"I don't think it's too much to expect Mike to have some of the same intensity from when he was 15, 18, 20 years old," said Patti. "And I'll tell you why – he has incredible speed still, and he has striking power that has never gone away. So if you put Mike in a situation where he is fully conditioned and he has the interest to fight, you have as dangerous a fighter – if not more so, because he has more experience."

"I saw Mike working the other day," added Patti, "and I told him, 'Mike I know you from the gym since you were a teenager, and if I look at you right now and looked at you when you were 16 years old, there¹s absolutely no difference with your speed and power.'"

Tyson was incredulous.

"Really?" he replied.

Patti might have more insight into Tyson than anyone around the former heavyweight champion today. A former boxer himself, Patti was there in the formative years, when the wayward soul from Brownsville was molded into a future champion. To him, Tyson is still the same person he was back then.

"It's the same guy," said Patti. "Same shy smile, same goofiness, same up and down, same insecurities, same passion and same focus. Sometimes he feels like he's wearing the weight of the world on his shoulders, but he felt that way back then too. I see the same guy, and I look at him as my little brother, the same brother from back then. I'm proud of him for all that he's done and all that he's survived. I look at him with great pride."
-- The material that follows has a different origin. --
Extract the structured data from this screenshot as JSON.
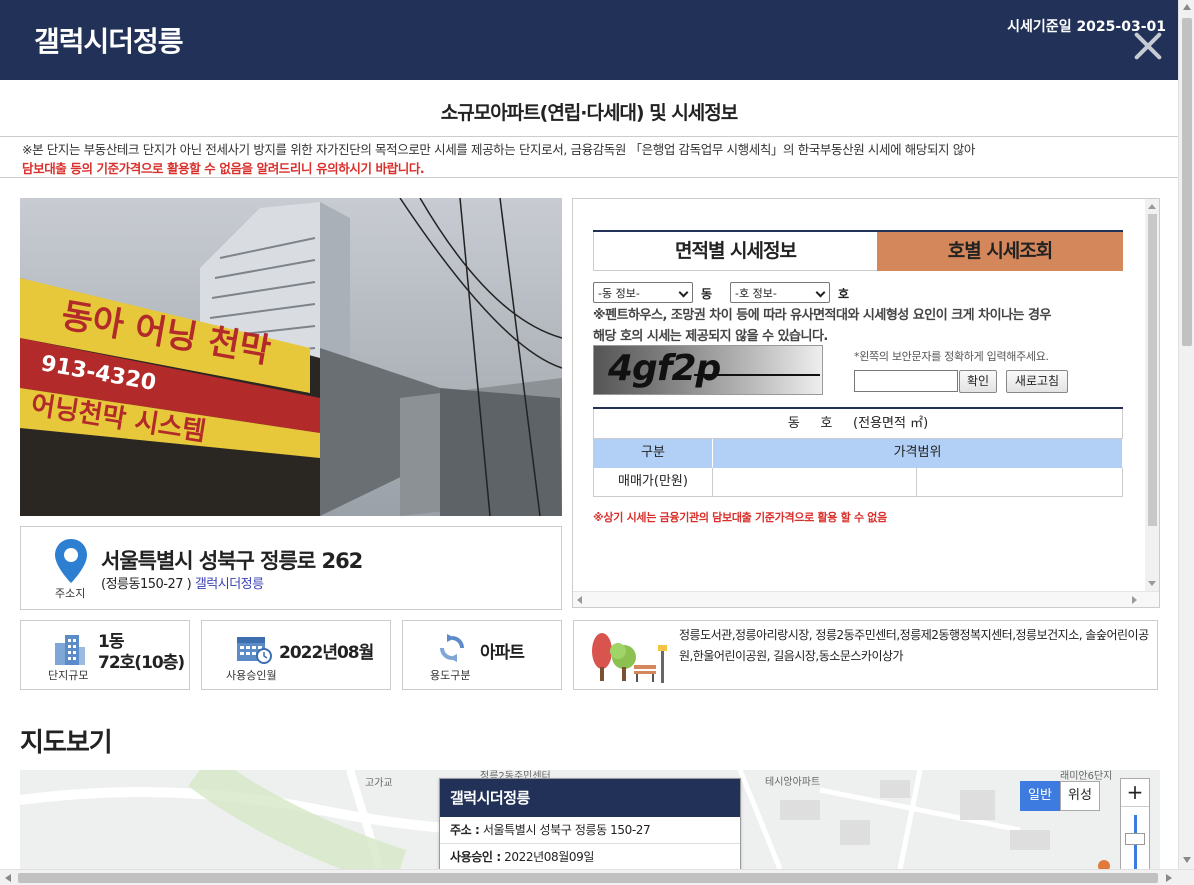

But after a serious knee injury suffered in his knockout loss to Danny Williams last summer, another change in trainers (this time from Freddie Roach to Jeff Fenech), and the usual circus that follows Tyson around, can he realistically make a run at a heavyweight title, even if the division is seen as lacking in quality?

"Unquestionably," said Patti. "All the heavyweights should be on alert because Mike Tyson's on the move. Last year, if Mike's knee didn't blow out, right now you [would be] looking at Mike having a major fight with a title holder. No doubt about it. When he turns to me or Jeff after sparring, he goes, 'I feel it. I really feel it this time.' He said he's really excited for the next four or five fights, and moving on to where he needs to go."

Tyson turns 39 in June, and you would expect that unless an unprecedented deal presents itself, he won't be fighting for a world title until he hits 40. Forty-year-olds don't rise to the top of their sports too often, especially in a young man's game like boxing. Just ask Evander Holyfield, who at 42 has lost three straight bouts, each recent performance more dismal than the last. Ask Lennox Lewis, who at 39 is comfortably enjoying retirement, smart enough to leave the game on top.

But Holyfield and Lewis, both with substantial bank accounts and outside business interests, don't need boxing.

Tyson does.

And as much as Tyson has been vilified in the press over the years, and with as many blows as he has taken, in and out of the ring – some justified, some not – he still walks up those four steps to fight.

It's all he has left.

In the ring, he can still intimidate, still enthrall and still be relevant – all at the same time. Retirement could never provide such thrills – or such paydays.

"Who enters the ring and has Mike's aura?" asked Patti. "Nobody. That's a once in a lifetime experience and I think that's carrying over, and people are still fascinated by him."

As long as we're fascinated, we'll still buy the tickets and the pay-per-views. That's what Tyson has to be hoping for to get him out of his financial doldrums. It wasn't always what he wanted. His goals were simpler back when he first put on the gloves, when his shadowboxing in the room above would wake up Tom Patti at night. Recently, after a mob of fans swarmed him at the Phoenix gym where he's set up camp, Tyson spoke to his long-time friend about it.

"Back when I was a kid I wanted to be a fighter," Tyson told Patti, "and I thought boxing people might appreciate me and maybe I could win a championship, but I never thought it would be this big. It still trips me out."

Kid Dynamite's a man now. In boxing years, he's a senior citizen. But in a career (and life) that has had more twists and turns than a high-budget blockbuster, would it be too much to ask for a Hollywood ending?

Act III begins on June 11.